[EXERCISE INSTRUCTIONS]
Repeat each entry as written and leave the images out of the copy.

[Entries from a dataset of interfaces]

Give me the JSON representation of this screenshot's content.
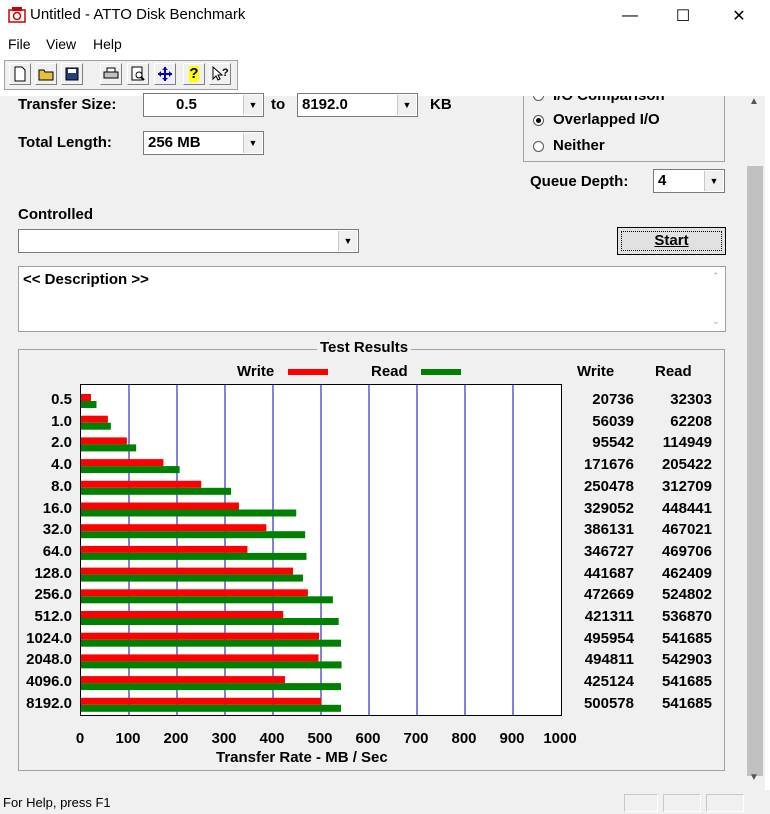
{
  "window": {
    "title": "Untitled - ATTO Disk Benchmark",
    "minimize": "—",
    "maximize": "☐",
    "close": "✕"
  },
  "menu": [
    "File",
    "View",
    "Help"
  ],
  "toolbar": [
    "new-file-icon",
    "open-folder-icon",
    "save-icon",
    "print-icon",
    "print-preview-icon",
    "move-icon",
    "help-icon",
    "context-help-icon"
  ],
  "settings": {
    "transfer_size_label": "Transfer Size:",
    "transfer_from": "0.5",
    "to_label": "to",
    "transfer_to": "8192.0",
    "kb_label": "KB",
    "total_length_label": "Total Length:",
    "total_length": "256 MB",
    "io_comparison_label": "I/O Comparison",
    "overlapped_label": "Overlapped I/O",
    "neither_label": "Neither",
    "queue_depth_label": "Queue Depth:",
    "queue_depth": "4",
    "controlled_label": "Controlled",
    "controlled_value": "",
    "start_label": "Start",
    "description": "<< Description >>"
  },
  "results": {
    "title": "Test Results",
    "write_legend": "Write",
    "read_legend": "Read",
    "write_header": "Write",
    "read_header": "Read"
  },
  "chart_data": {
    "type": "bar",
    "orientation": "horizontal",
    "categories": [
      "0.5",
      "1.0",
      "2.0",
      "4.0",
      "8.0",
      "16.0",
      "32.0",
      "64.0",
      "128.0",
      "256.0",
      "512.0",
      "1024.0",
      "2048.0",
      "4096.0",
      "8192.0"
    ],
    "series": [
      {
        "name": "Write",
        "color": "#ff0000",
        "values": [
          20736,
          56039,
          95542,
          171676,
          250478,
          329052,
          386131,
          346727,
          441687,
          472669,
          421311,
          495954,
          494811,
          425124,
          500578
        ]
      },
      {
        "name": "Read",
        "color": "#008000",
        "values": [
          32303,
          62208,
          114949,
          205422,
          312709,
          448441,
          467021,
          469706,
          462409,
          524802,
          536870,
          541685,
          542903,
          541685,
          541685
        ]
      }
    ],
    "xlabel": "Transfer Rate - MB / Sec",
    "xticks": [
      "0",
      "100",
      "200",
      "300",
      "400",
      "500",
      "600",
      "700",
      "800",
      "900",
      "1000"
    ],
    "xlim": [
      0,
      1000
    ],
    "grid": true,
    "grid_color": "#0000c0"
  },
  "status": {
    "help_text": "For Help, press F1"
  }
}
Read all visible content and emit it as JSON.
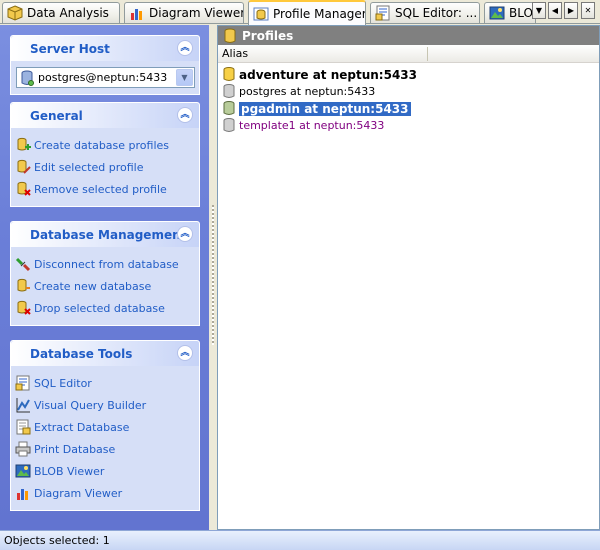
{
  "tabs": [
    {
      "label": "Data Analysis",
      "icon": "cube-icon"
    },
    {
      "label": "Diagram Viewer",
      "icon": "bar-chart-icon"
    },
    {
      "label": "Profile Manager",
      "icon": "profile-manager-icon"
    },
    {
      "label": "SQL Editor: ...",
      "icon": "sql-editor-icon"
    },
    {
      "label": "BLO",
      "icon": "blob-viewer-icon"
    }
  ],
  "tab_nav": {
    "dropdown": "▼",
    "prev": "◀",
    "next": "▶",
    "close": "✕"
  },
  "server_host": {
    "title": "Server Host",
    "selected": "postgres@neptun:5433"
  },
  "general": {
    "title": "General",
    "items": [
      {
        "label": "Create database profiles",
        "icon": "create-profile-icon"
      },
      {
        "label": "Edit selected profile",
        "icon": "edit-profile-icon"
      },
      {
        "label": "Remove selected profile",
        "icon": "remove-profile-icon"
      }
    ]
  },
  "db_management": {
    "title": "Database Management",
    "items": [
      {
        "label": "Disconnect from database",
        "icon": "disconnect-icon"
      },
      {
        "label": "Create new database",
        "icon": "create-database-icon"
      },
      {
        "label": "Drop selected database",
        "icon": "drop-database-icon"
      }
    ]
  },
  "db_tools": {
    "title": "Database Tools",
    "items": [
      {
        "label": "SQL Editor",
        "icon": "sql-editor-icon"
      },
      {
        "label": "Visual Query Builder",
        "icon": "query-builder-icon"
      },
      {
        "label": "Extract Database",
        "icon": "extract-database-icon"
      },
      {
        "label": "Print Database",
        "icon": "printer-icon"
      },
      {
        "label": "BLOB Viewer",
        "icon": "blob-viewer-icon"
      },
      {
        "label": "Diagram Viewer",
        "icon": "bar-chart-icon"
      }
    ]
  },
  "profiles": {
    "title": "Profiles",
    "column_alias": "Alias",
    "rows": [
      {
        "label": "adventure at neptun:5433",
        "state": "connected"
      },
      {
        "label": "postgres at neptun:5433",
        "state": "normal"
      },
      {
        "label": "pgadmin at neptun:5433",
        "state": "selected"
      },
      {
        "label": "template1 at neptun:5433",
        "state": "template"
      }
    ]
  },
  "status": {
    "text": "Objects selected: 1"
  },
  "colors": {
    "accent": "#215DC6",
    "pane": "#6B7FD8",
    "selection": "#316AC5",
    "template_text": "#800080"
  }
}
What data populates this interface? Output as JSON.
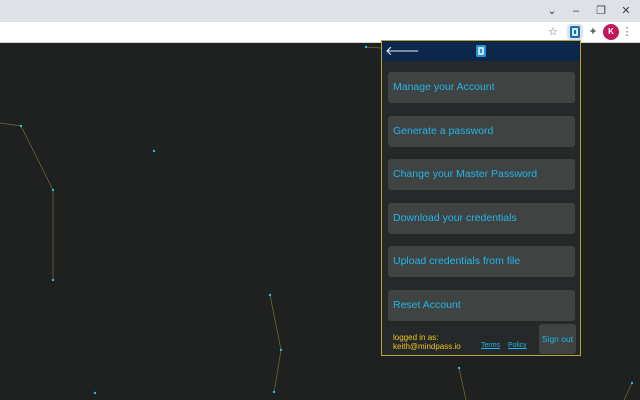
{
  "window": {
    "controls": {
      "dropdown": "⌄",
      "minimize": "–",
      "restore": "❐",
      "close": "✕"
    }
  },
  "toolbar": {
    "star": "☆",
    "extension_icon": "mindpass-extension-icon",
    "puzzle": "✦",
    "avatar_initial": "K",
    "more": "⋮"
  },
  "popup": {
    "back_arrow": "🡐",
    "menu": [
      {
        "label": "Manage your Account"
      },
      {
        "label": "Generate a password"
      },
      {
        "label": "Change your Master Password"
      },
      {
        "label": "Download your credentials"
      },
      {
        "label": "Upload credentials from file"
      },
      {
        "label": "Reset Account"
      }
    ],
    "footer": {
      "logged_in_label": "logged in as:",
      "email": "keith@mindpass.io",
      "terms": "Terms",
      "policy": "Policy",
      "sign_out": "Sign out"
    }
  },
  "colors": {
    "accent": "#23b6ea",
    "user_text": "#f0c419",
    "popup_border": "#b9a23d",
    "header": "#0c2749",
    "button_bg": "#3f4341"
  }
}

[WRITTEN SOLUTION]
Give me the JSON representation of this screenshot's content.
{
  "window": {
    "title": "Untitled - ATTO Disk Benchmark",
    "minimize": "—",
    "maximize": "☐",
    "close": "✕"
  },
  "menu": [
    "File",
    "View",
    "Help"
  ],
  "toolbar": [
    "new-file-icon",
    "open-folder-icon",
    "save-icon",
    "print-icon",
    "print-preview-icon",
    "move-icon",
    "help-icon",
    "context-help-icon"
  ],
  "settings": {
    "transfer_size_label": "Transfer Size:",
    "transfer_from": "0.5",
    "to_label": "to",
    "transfer_to": "8192.0",
    "kb_label": "KB",
    "total_length_label": "Total Length:",
    "total_length": "256 MB",
    "io_comparison_label": "I/O Comparison",
    "overlapped_label": "Overlapped I/O",
    "neither_label": "Neither",
    "queue_depth_label": "Queue Depth:",
    "queue_depth": "4",
    "controlled_label": "Controlled",
    "controlled_value": "",
    "start_label": "Start",
    "description": "<< Description >>"
  },
  "results": {
    "title": "Test Results",
    "write_legend": "Write",
    "read_legend": "Read",
    "write_header": "Write",
    "read_header": "Read"
  },
  "chart_data": {
    "type": "bar",
    "orientation": "horizontal",
    "categories": [
      "0.5",
      "1.0",
      "2.0",
      "4.0",
      "8.0",
      "16.0",
      "32.0",
      "64.0",
      "128.0",
      "256.0",
      "512.0",
      "1024.0",
      "2048.0",
      "4096.0",
      "8192.0"
    ],
    "series": [
      {
        "name": "Write",
        "color": "#ff0000",
        "values": [
          20736,
          56039,
          95542,
          171676,
          250478,
          329052,
          386131,
          346727,
          441687,
          472669,
          421311,
          495954,
          494811,
          425124,
          500578
        ]
      },
      {
        "name": "Read",
        "color": "#008000",
        "values": [
          32303,
          62208,
          114949,
          205422,
          312709,
          448441,
          467021,
          469706,
          462409,
          524802,
          536870,
          541685,
          542903,
          541685,
          541685
        ]
      }
    ],
    "xlabel": "Transfer Rate - MB / Sec",
    "xticks": [
      "0",
      "100",
      "200",
      "300",
      "400",
      "500",
      "600",
      "700",
      "800",
      "900",
      "1000"
    ],
    "xlim": [
      0,
      1000
    ],
    "grid": true,
    "grid_color": "#0000c0"
  },
  "status": {
    "help_text": "For Help, press F1"
  }
}
Read all visible content and emit it as JSON.
{
  "tabs": [
    {
      "label": "Data Analysis",
      "icon": "cube-icon"
    },
    {
      "label": "Diagram Viewer",
      "icon": "bar-chart-icon"
    },
    {
      "label": "Profile Manager",
      "icon": "profile-manager-icon"
    },
    {
      "label": "SQL Editor: ...",
      "icon": "sql-editor-icon"
    },
    {
      "label": "BLO",
      "icon": "blob-viewer-icon"
    }
  ],
  "tab_nav": {
    "dropdown": "▼",
    "prev": "◀",
    "next": "▶",
    "close": "✕"
  },
  "server_host": {
    "title": "Server Host",
    "selected": "postgres@neptun:5433"
  },
  "general": {
    "title": "General",
    "items": [
      {
        "label": "Create database profiles",
        "icon": "create-profile-icon"
      },
      {
        "label": "Edit selected profile",
        "icon": "edit-profile-icon"
      },
      {
        "label": "Remove selected profile",
        "icon": "remove-profile-icon"
      }
    ]
  },
  "db_management": {
    "title": "Database Management",
    "items": [
      {
        "label": "Disconnect from database",
        "icon": "disconnect-icon"
      },
      {
        "label": "Create new database",
        "icon": "create-database-icon"
      },
      {
        "label": "Drop selected database",
        "icon": "drop-database-icon"
      }
    ]
  },
  "db_tools": {
    "title": "Database Tools",
    "items": [
      {
        "label": "SQL Editor",
        "icon": "sql-editor-icon"
      },
      {
        "label": "Visual Query Builder",
        "icon": "query-builder-icon"
      },
      {
        "label": "Extract Database",
        "icon": "extract-database-icon"
      },
      {
        "label": "Print Database",
        "icon": "printer-icon"
      },
      {
        "label": "BLOB Viewer",
        "icon": "blob-viewer-icon"
      },
      {
        "label": "Diagram Viewer",
        "icon": "bar-chart-icon"
      }
    ]
  },
  "profiles": {
    "title": "Profiles",
    "column_alias": "Alias",
    "rows": [
      {
        "label": "adventure at neptun:5433",
        "state": "connected"
      },
      {
        "label": "postgres at neptun:5433",
        "state": "normal"
      },
      {
        "label": "pgadmin at neptun:5433",
        "state": "selected"
      },
      {
        "label": "template1 at neptun:5433",
        "state": "template"
      }
    ]
  },
  "status": {
    "text": "Objects selected: 1"
  },
  "colors": {
    "accent": "#215DC6",
    "pane": "#6B7FD8",
    "selection": "#316AC5",
    "template_text": "#800080"
  }
}
What data populates this interface? Output as JSON.
{
  "window": {
    "controls": {
      "dropdown": "⌄",
      "minimize": "–",
      "restore": "❐",
      "close": "✕"
    }
  },
  "toolbar": {
    "star": "☆",
    "extension_icon": "mindpass-extension-icon",
    "puzzle": "✦",
    "avatar_initial": "K",
    "more": "⋮"
  },
  "popup": {
    "back_arrow": "🡐",
    "menu": [
      {
        "label": "Manage your Account"
      },
      {
        "label": "Generate a password"
      },
      {
        "label": "Change your Master Password"
      },
      {
        "label": "Download your credentials"
      },
      {
        "label": "Upload credentials from file"
      },
      {
        "label": "Reset Account"
      }
    ],
    "footer": {
      "logged_in_label": "logged in as:",
      "email": "keith@mindpass.io",
      "terms": "Terms",
      "policy": "Policy",
      "sign_out": "Sign out"
    }
  },
  "colors": {
    "accent": "#23b6ea",
    "user_text": "#f0c419",
    "popup_border": "#b9a23d",
    "header": "#0c2749",
    "button_bg": "#3f4341"
  }
}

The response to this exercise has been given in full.